The monopile foundation concept is often employed as the foundation for offshore wind turbines. Typically, piles with diameters of 4-6 m and embedded lengths of 15-30 m are em¬ployed. Hence, the length to diameter ratio is around 5. The design method recommended by the American Petroleum Institute and Det Norske Veritas is, however, based on slender piles with length to diameter ratios larger than 10. Hence, the design method needs to be validated for non-slender piles. The aim of the present work is to investigate the pile behaviour for non-slender piles by means of small-scale testing. When conducting small-scale tests the low effective stresses in the soil is one of the major un-certainties. At low stresses the soil parameters will vary greatly with depth and the determination of soil parameters is therefore subject to uncertainties. This problem can be overcome by in¬creasing the effective stresses in the soil. A new and innovative test setup for small-scale tests is presented. Tests were successfully carried out in a pressure tank enabling the possibility of ho¬mogeneously increasing the effective stresses. The test setup is described in detail in the paper.
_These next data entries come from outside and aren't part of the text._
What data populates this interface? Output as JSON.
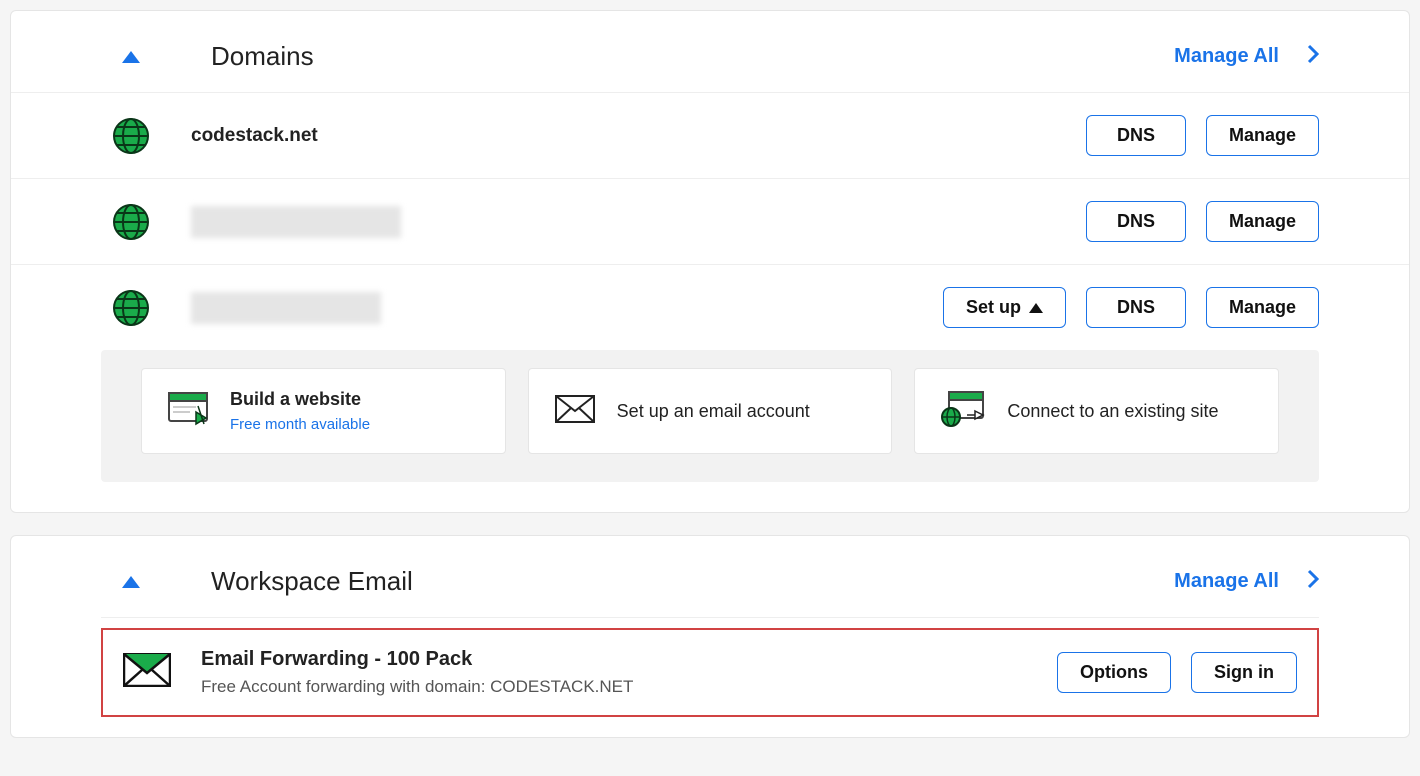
{
  "domains": {
    "title": "Domains",
    "manage_all": "Manage All",
    "items": [
      {
        "name": "codestack.net",
        "blurred": false,
        "setup": false
      },
      {
        "name": "",
        "blurred": true,
        "blur_class": "blur-a",
        "setup": false
      },
      {
        "name": "",
        "blurred": true,
        "blur_class": "blur-b",
        "setup": true
      }
    ],
    "buttons": {
      "dns": "DNS",
      "manage": "Manage",
      "setup": "Set up"
    },
    "cards": [
      {
        "icon": "build-site-icon",
        "title": "Build a website",
        "sub": "Free month available"
      },
      {
        "icon": "envelope-icon",
        "title": "Set up an email account",
        "sub": ""
      },
      {
        "icon": "connect-site-icon",
        "title": "Connect to an existing site",
        "sub": ""
      }
    ]
  },
  "workspace": {
    "title": "Workspace Email",
    "manage_all": "Manage All",
    "item": {
      "title": "Email Forwarding - 100 Pack",
      "sub": "Free Account forwarding with domain: CODESTACK.NET"
    },
    "buttons": {
      "options": "Options",
      "signin": "Sign in"
    }
  }
}
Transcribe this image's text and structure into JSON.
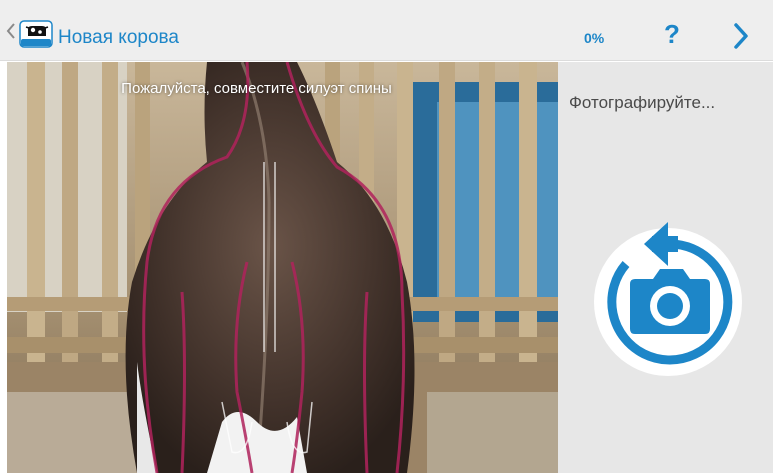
{
  "header": {
    "title": "Новая корова",
    "progress": "0%",
    "help_label": "?"
  },
  "camera": {
    "hint": "Пожалуйста, совместите силуэт спины"
  },
  "side_panel": {
    "status": "Фотографируйте..."
  },
  "colors": {
    "accent": "#1d86c8",
    "overlay_outline": "#b0235c",
    "header_bg": "#eeeeee",
    "panel_bg": "#e7e7e7"
  },
  "icons": {
    "back": "chevron-left-icon",
    "logo": "cow-logo-icon",
    "help": "question-icon",
    "next": "chevron-right-icon",
    "shutter": "camera-rotate-icon"
  }
}
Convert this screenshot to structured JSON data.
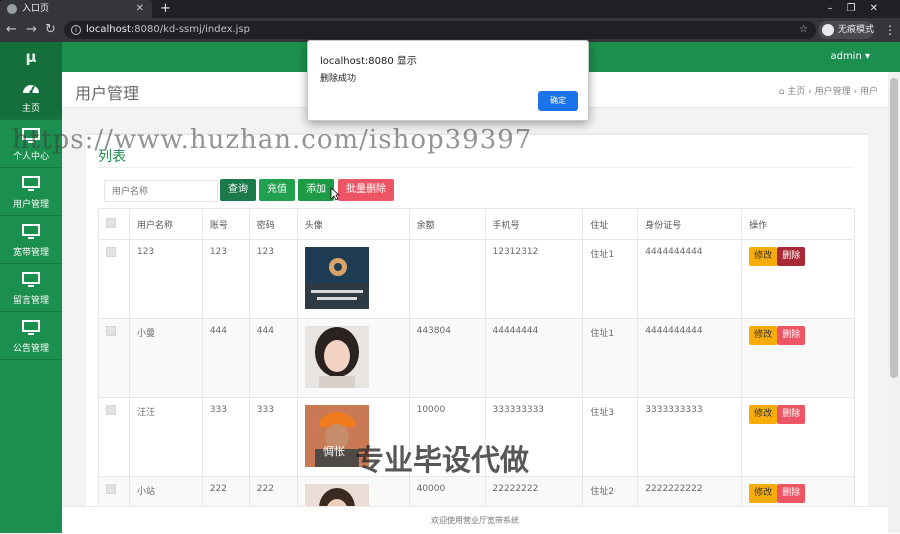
{
  "browser": {
    "tab_title": "入口页",
    "url_host": "localhost",
    "url_rest": ":8080/kd-ssmj/index.jsp",
    "incognito_label": "无痕模式"
  },
  "app": {
    "brand": "μ",
    "user_menu": "admin ▾",
    "accent": "#1b8f4d"
  },
  "sidebar": {
    "items": [
      {
        "label": "主页",
        "icon": "dashboard-icon"
      },
      {
        "label": "个人中心",
        "icon": "monitor-icon"
      },
      {
        "label": "用户管理",
        "icon": "monitor-icon"
      },
      {
        "label": "宽带管理",
        "icon": "monitor-icon"
      },
      {
        "label": "留言管理",
        "icon": "monitor-icon"
      },
      {
        "label": "公告管理",
        "icon": "monitor-icon"
      }
    ]
  },
  "page": {
    "title": "用户管理",
    "breadcrumb": [
      "主页",
      "用户管理",
      "用户"
    ]
  },
  "panel": {
    "title": "列表",
    "search_placeholder": "用户名称",
    "buttons": {
      "query": "查询",
      "charge": "充值",
      "add": "添加",
      "batch_delete": "批量删除"
    }
  },
  "table": {
    "headers": [
      "用户名称",
      "账号",
      "密码",
      "头像",
      "余额",
      "手机号",
      "住址",
      "身份证号",
      "操作"
    ],
    "rows": [
      {
        "name": "123",
        "account": "123",
        "password": "123",
        "balance": "",
        "phone": "12312312",
        "address": "住址1",
        "idcard": "4444444444"
      },
      {
        "name": "小曼",
        "account": "444",
        "password": "444",
        "balance": "443804",
        "phone": "44444444",
        "address": "住址1",
        "idcard": "4444444444"
      },
      {
        "name": "汪汪",
        "account": "333",
        "password": "333",
        "balance": "10000",
        "phone": "333333333",
        "address": "住址3",
        "idcard": "3333333333"
      },
      {
        "name": "小站",
        "account": "222",
        "password": "222",
        "balance": "40000",
        "phone": "22222222",
        "address": "住址2",
        "idcard": "2222222222"
      }
    ],
    "actions": {
      "edit": "修改",
      "delete": "删除"
    }
  },
  "footer": {
    "text": "欢迎使用营业厅宽带系统"
  },
  "alert": {
    "heading": "localhost:8080 显示",
    "message": "删除成功",
    "ok": "确定"
  },
  "watermarks": {
    "url": "https://www.huzhan.com/ishop39397",
    "slogan": "专业毕设代做",
    "image_caption": "惆怅"
  }
}
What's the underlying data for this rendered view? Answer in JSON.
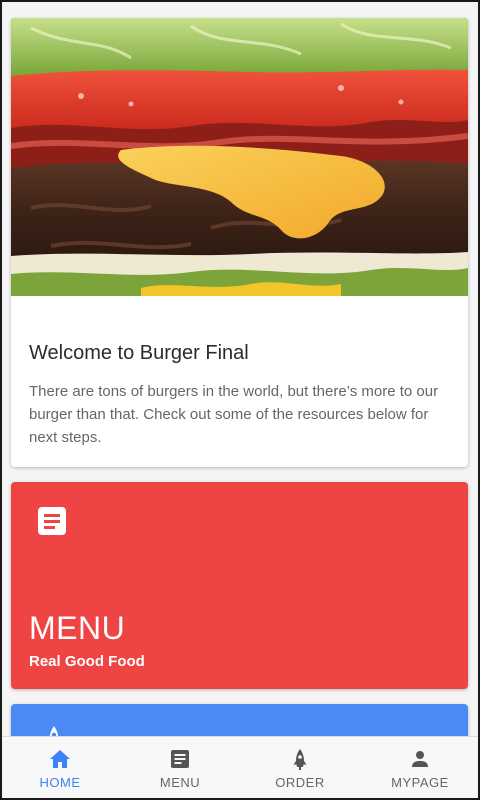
{
  "welcome_card": {
    "title": "Welcome to Burger Final",
    "text": "There are tons of burgers in the world, but there’s more to our burger than that. Check out some of the resources below for next steps."
  },
  "menu_card": {
    "title": "MENU",
    "subtitle": "Real Good Food",
    "icon": "document-icon",
    "color": "#ef4444"
  },
  "order_card": {
    "icon": "rocket-icon",
    "color": "#4a8af4"
  },
  "tabbar": {
    "active_color": "#3b82f6",
    "tabs": [
      {
        "label": "HOME",
        "icon": "home-icon",
        "active": true
      },
      {
        "label": "MENU",
        "icon": "menu-icon",
        "active": false
      },
      {
        "label": "ORDER",
        "icon": "rocket-icon",
        "active": false
      },
      {
        "label": "MYPAGE",
        "icon": "person-icon",
        "active": false
      }
    ]
  }
}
A total of 29 quasi-static tests were conducted on six piles with diameters between 40 and 100 mm and length to diameter ratios of 3-6 m. The effect of applying an overburden pressure is eval¬uated for the load-displacement relationships and the variation of pile deflection with depth.
Ngm 2012 Proceedings: Proceedings of the 16th Nordic Geotechnical Meeting, 2012, p. 443-450